I receive lots of emails offering me advance reading copies of this book or that (often a book that is completely unrelated to the kinds of books I review here), and I rarely agree to accept any, mainly because I have so many books on my list to read that I know I'm going to enjoy, and I dislike feeling pressure to read something that I might not feel like reading at that moment. Reading is the one area of my life that I have complete control over at this point, and I like to keep it that way, thank you very much!
But when I received an email from Patrick Carman describing his latest book, Skeleton Creek, I was immediately intrigued because of its interesting format. It is a book that is told from the points of view of two teens who are best friends. Ryan is a writer, and the book is his journal - it appears to be hand written on lined notebook paper. Sarah, however, is a filmmaker - and her point of view is interspersed with the text in the form of videos to be viewed on a "secret" website with passwords to access them. It's a book/video hybrid, and it works particularly well because this story is an evocative, suspenseful ghost story.
The book opens with Ryan recovering from an accident. He is stuck at home in his room with a horribly broken leg, and the cause of his accident is at first only hinted at. Their parents blame the accident on Ryan and Sarah's friendship, as it is apparently not the first time they have gotten into trouble, and they have been forbidden to see - or even communicate with - each other. But Ryan and Sarah are best friends and have no intention of complying. What's more, they've stumbled across a mystery that is the most exciting thing that's ever happened to either of them in their boring little town. Ryan has trouble remembering exactly what happened on that fateful night - but when Sarah emails him with a password that allows him to access her website to view the footage she filmed that night, it all comes rushing back.
In a creepy Blair Witch-style video, we see what the friends see as they approach the old dredge in the woods, and we see what the camera recorded after Ryan fell, when Sarah dropped it on the floor to rush to his aid - shocking images that neither of the friends will see until later...
The book alternates between Ryan's journal and Sarah's videos, and the suspense increases with each segment through the final gripping chapter. Many questions are raised throughout the narrative - there are puzzles and clues, codes and symbols. I found myself turning back and rereading sections of the book as new information came clear - and re-watching the videos revealed details I missed the first time around. I love the fact that things are not spelled out - there are intriguing topics that are touched upon, and I imagine that many readers will feel compelled to discover more about Morse code, mining, alchemy and elements, among other things.

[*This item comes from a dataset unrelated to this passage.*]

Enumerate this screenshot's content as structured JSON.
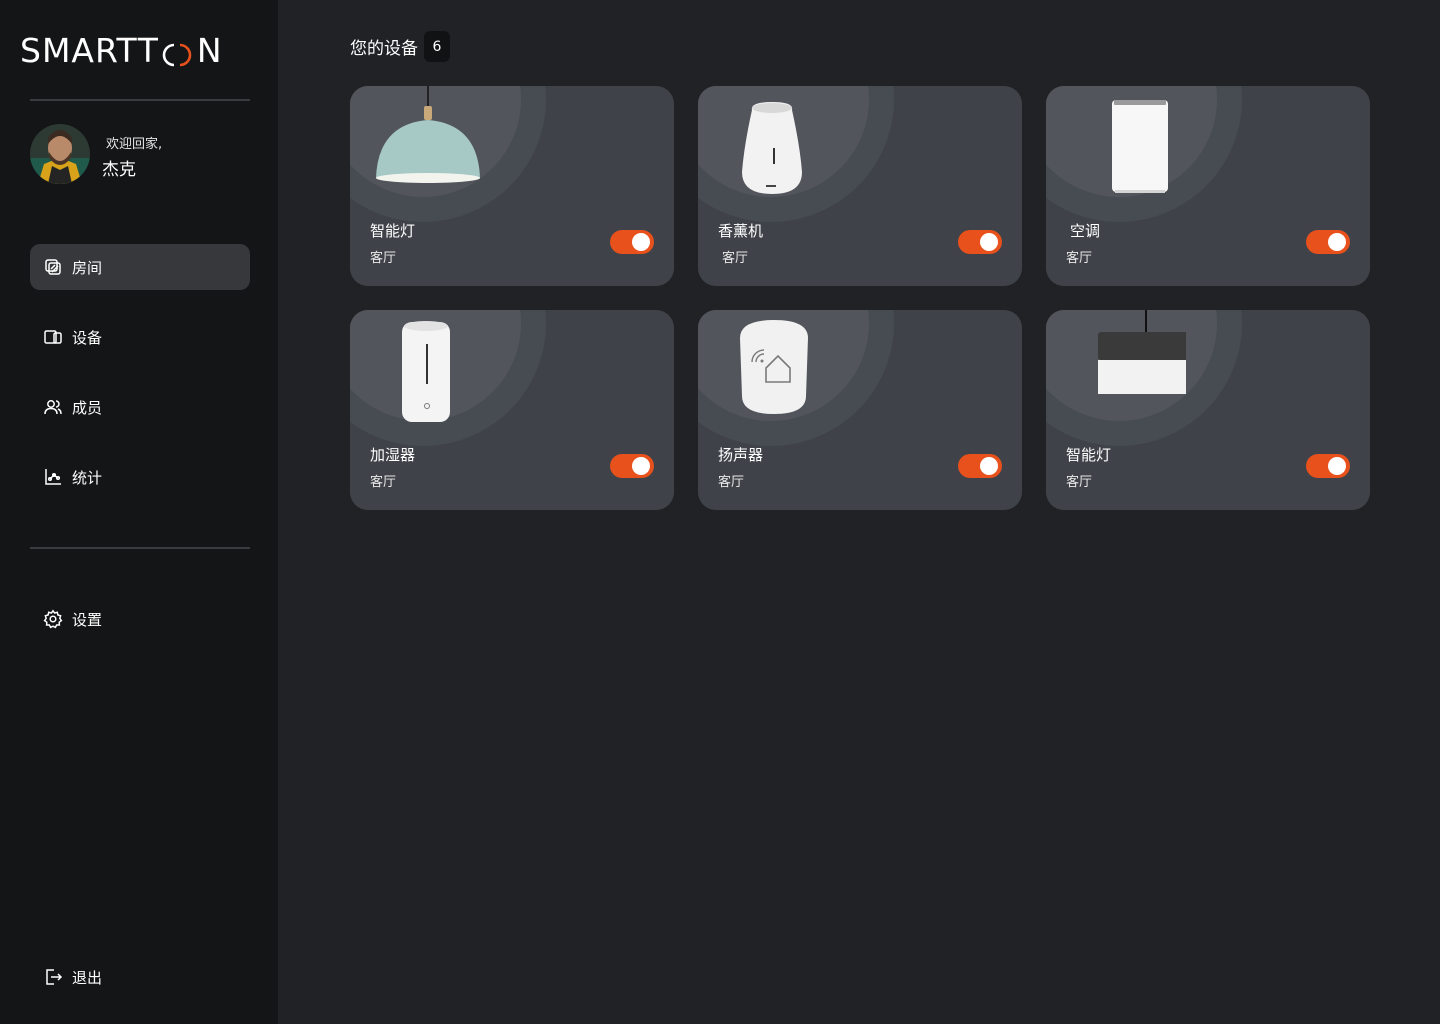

The mystery is compelling, and the footage of the old dredge is incredibly spooky. I did wonder a bit at the friends' determination to find out what was going on, however. It seemed rather extreme, given the extent of Ryan's injuries, to be simply the product of boredom, of living in a town where nothing interesting ever happens. Why are the friends - particularly Sarah - so obsessed with the dredge? The passwords for the videos that Sarah gives Ryan may provide some insight - Lucy Westenra, Amontillado, and Peter Quint are among them. Again, I can see readers who are unfamiliar with those names looking for clues there, and perhaps discovering some further spine-tingling reading material. Still, I'd have pegged Sarah for someone who would use more film references than literary ones (but perhaps she was referring to the movies - there was a reference to Poltergeist at one point).
I loved the format of this book, and I think the subject matter is a perfect fit - what better way to really make a ghost story even more compelling than to add a soundtrack and "real" images? The two formats are integral to the work - the text would make no sense without the videos, and vice versa. The alternating viewpoints heightened the tension, making it difficult to put the book down. The novel will certainly appeal to reluctant readers, but also I love the way the format lends itself to making the book a shared experience. A group of friends could read this to each other on a dark and stormy night, then watch the videos together, speculating and sharing thoughts and trying to solve the mystery. My ten-year-old daughter practically tore the book from my hands when I explained how it worked. She loves books and she loves movies, so this was just perfect for her! She couldn't wait to get home from school so she could keep reading - and watching. She did wait for me to watch the final part with her (and she declined to watch it right before bed, which I felt was a wise decision).
This book is due to be released on February 10, 2009. Be aware that there's a brutal cliff-hanger ending, though - but not to worry; the second book will be coming out in September. There are lots of great places to go for further information about this book. Here is a trailer, and here is a fascinating interview with the author, and here is a very cool site that has related videos and discussion.
Skeleton Creek by Patrick Carman (Scholastic Press, 2009)
Also reviewed at:
The Book Zombie: "Ghosts, gold, secret societies, conspiracies. The ending of Skeleton Creek left me wordless, and I eagerly await the next installment."
Book-a-Rama: "It was quite an interesting (and I'll bet expensive) concept. Both the author and publisher have taken quite a risk, but it works."